The other video, in Malay, shows Mahathir telling viewers he will not be with us for much longer, so Malaysians must not sell the nation into new colonial servitude only for short-term gain. It’s a message that plainly alludes to China, the Barisan government and the 1MDB financial scandal. No matter your preferred language, the message is that the nation and its people are in grave danger from China and, by implication, the Malaysian authorities.
Opposition big data firm Invoke says it’s monitoring how and where to micro-target its messages, using Facebook, WhatsApp, and a bus with founder and opposition politician Rafizi Ramli’s face on it. Rafizi has been found guilty of leaking official secrets and sentenced to a prison term, so will not be able to contest. Nevertheless, he has declared that he will now be freed up to help guide his colleagues’ campaigns using his trove of data.

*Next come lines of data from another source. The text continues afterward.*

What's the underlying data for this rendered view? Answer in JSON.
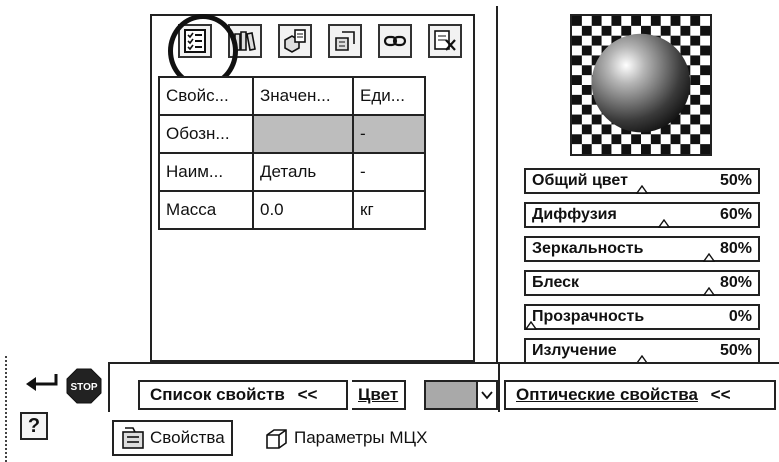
{
  "properties_table": {
    "headers": [
      "Свойс...",
      "Значен...",
      "Еди..."
    ],
    "rows": [
      [
        "Обозн...",
        "",
        "-"
      ],
      [
        "Наим...",
        "Деталь",
        "-"
      ],
      [
        "Масса",
        "0.0",
        "кг"
      ]
    ]
  },
  "toolbar": {
    "buttons": [
      "properties-list-icon",
      "library-icon",
      "components-icon",
      "objects-icon",
      "link-icon",
      "delete-icon"
    ]
  },
  "optics": {
    "sliders": [
      {
        "label": "Общий цвет",
        "value": "50%",
        "level": 50
      },
      {
        "label": "Диффузия",
        "value": "60%",
        "level": 60
      },
      {
        "label": "Зеркальность",
        "value": "80%",
        "level": 80
      },
      {
        "label": "Блеск",
        "value": "80%",
        "level": 80
      },
      {
        "label": "Прозрачность",
        "value": "0%",
        "level": 0
      },
      {
        "label": "Излучение",
        "value": "50%",
        "level": 50
      }
    ]
  },
  "bottom_bar": {
    "props_list_label": "Список свойств",
    "props_list_chevron": "<<",
    "color_label": "Цвет",
    "color_value": "#a9a9a9",
    "optics_label": "Оптические свойства",
    "optics_chevron": "<<"
  },
  "tabs": {
    "properties": "Свойства",
    "mch_params": "Параметры МЦХ"
  },
  "stop_label": "STOP",
  "help_label": "?"
}
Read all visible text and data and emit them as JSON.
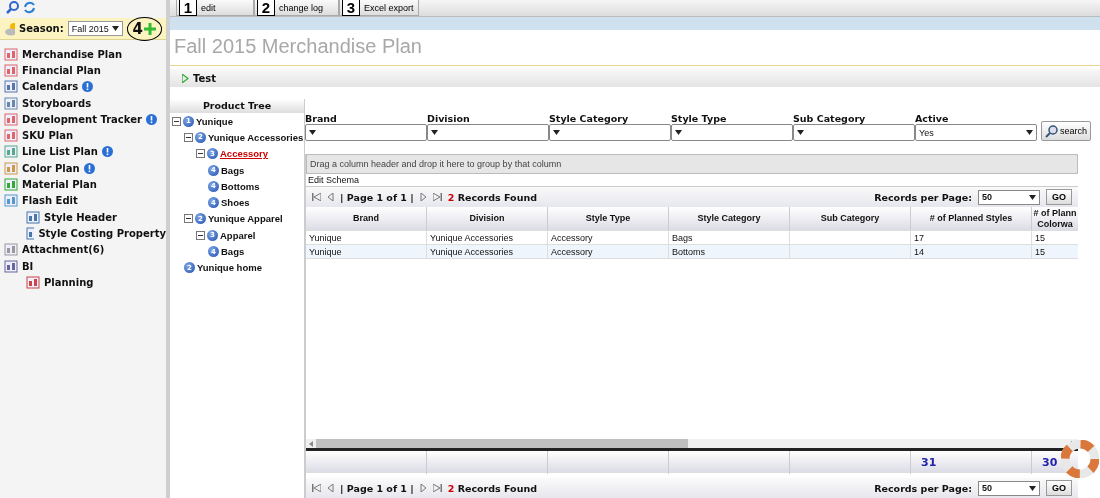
{
  "sidebar": {
    "season_label": "Season:",
    "season_value": "Fall 2015",
    "callout": "4",
    "items": [
      {
        "label": "Merchandise Plan",
        "alert": false
      },
      {
        "label": "Financial Plan",
        "alert": false
      },
      {
        "label": "Calendars",
        "alert": true
      },
      {
        "label": "Storyboards",
        "alert": false
      },
      {
        "label": "Development Tracker",
        "alert": true
      },
      {
        "label": "SKU Plan",
        "alert": false
      },
      {
        "label": "Line List Plan",
        "alert": true
      },
      {
        "label": "Color Plan",
        "alert": true
      },
      {
        "label": "Material Plan",
        "alert": false
      },
      {
        "label": "Flash Edit",
        "alert": false,
        "children": [
          {
            "label": "Style Header"
          },
          {
            "label": "Style Costing Property"
          }
        ]
      },
      {
        "label": "Attachment(6)",
        "alert": false
      },
      {
        "label": "BI",
        "alert": false,
        "children": [
          {
            "label": "Planning"
          }
        ]
      }
    ]
  },
  "toolbar": [
    {
      "callout": "1",
      "label": "edit"
    },
    {
      "callout": "2",
      "label": "change log"
    },
    {
      "callout": "3",
      "label": "Excel export"
    }
  ],
  "page_title": "Fall 2015 Merchandise Plan",
  "section": {
    "label": "Test",
    "expanded": false
  },
  "product_tree": {
    "title": "Product Tree",
    "nodes": [
      {
        "badge": "1",
        "label": "Yunique",
        "selected": false,
        "expanded": true,
        "children": [
          {
            "badge": "2",
            "label": "Yunique Accessories",
            "selected": false,
            "expanded": true,
            "children": [
              {
                "badge": "3",
                "label": "Accessory",
                "selected": true,
                "expanded": true,
                "children": [
                  {
                    "badge": "4",
                    "label": "Bags",
                    "selected": false
                  },
                  {
                    "badge": "4",
                    "label": "Bottoms",
                    "selected": false
                  },
                  {
                    "badge": "4",
                    "label": "Shoes",
                    "selected": false
                  }
                ]
              }
            ]
          },
          {
            "badge": "2",
            "label": "Yunique Apparel",
            "selected": false,
            "expanded": true,
            "children": [
              {
                "badge": "3",
                "label": "Apparel",
                "selected": false,
                "expanded": true,
                "children": [
                  {
                    "badge": "4",
                    "label": "Bags",
                    "selected": false
                  }
                ]
              }
            ]
          },
          {
            "badge": "2",
            "label": "Yunique home",
            "selected": false
          }
        ]
      }
    ]
  },
  "filters": [
    {
      "label": "Brand"
    },
    {
      "label": "Division"
    },
    {
      "label": "Style Category"
    },
    {
      "label": "Style Type"
    },
    {
      "label": "Sub Category"
    },
    {
      "label": "Active",
      "value": "Yes"
    }
  ],
  "search_button": "search",
  "grid": {
    "group_hint": "Drag a column header and drop it here to group by that column",
    "edit_schema": "Edit Schema",
    "pager": {
      "page": "| Page 1 of 1 |",
      "count": "2",
      "found": "Records Found",
      "per_page_label": "Records per Page:",
      "per_page": "50",
      "go": "GO"
    },
    "columns": [
      "Brand",
      "Division",
      "Style Type",
      "Style Category",
      "Sub Category",
      "# of Planned Styles",
      "# of Plann\nColorwa"
    ],
    "rows": [
      {
        "selected": false,
        "cells": [
          "Yunique",
          "Yunique Accessories",
          "Accessory",
          "Bags",
          null,
          "17",
          "15"
        ]
      },
      {
        "selected": false,
        "cells": [
          "Yunique",
          "Yunique Accessories",
          "Accessory",
          "Bottoms",
          null,
          "14",
          "15"
        ]
      }
    ],
    "totals": {
      "planned_styles": "31",
      "column_7": "30"
    },
    "bottom_pager": {
      "page": "| Page 1 of 1 |",
      "count": "2",
      "found": "Records Found",
      "per_page_label": "Records per Page:",
      "per_page": "50",
      "go": "GO"
    }
  }
}
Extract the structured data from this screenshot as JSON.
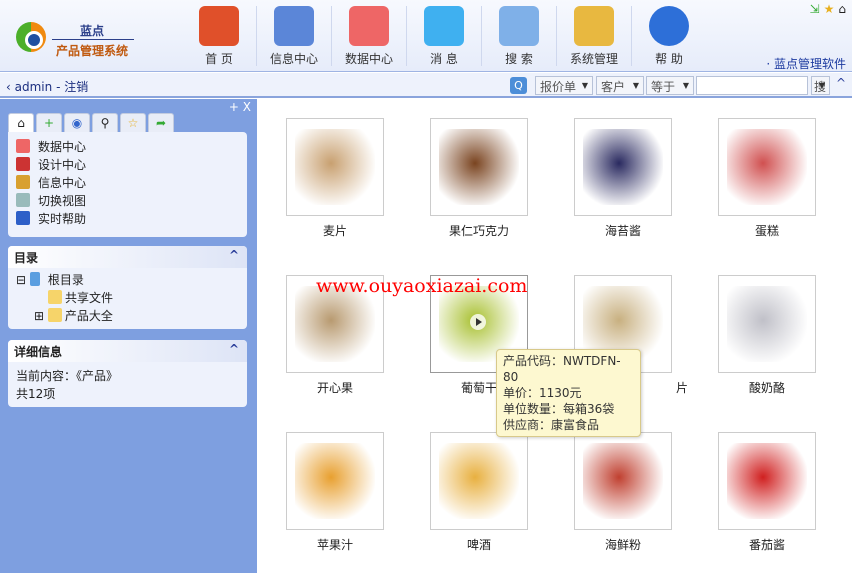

Yet Barisan, too, is using social media, and sensing that its voter “fixed deposits” – Malay Muslim civil servants, women, rural voters and pensioners – are increasingly exposed to opposition messaging. Both sides have engaged international consultants, and each can deduce what the other is doing, can sense its weak spots being hit while its opponents move against it, protected by WhatsApp’s encryption.
A concerned younger functionary told me that the Barisan team includes people so used to their lives of power that they may not be able to turn their machine around fast enough to respond. I was reminded of states whose disciplined armies are nevertheless vulnerable to sudden, silent hit-and-run attacks, despite one or two perceptive generals recognising the risks.
Boredom speaks to temporary exhaustion from processing all the possibilities, sifting through the confusing messages and jammed signals, deciphering the psy-war between the two competing forces. As the election draws nearer, messages will likely become sharper and clearer, while election spending ramps up and Malaysians’ energy returns. Just this week the extent of Barisan's electoral discomfort suddenly revealed itself, when a crowd of government supporters prevented opposition leader Lim Kit Siang from speaking in Johor Bahru.
Make no mistake. There is a contest brewing.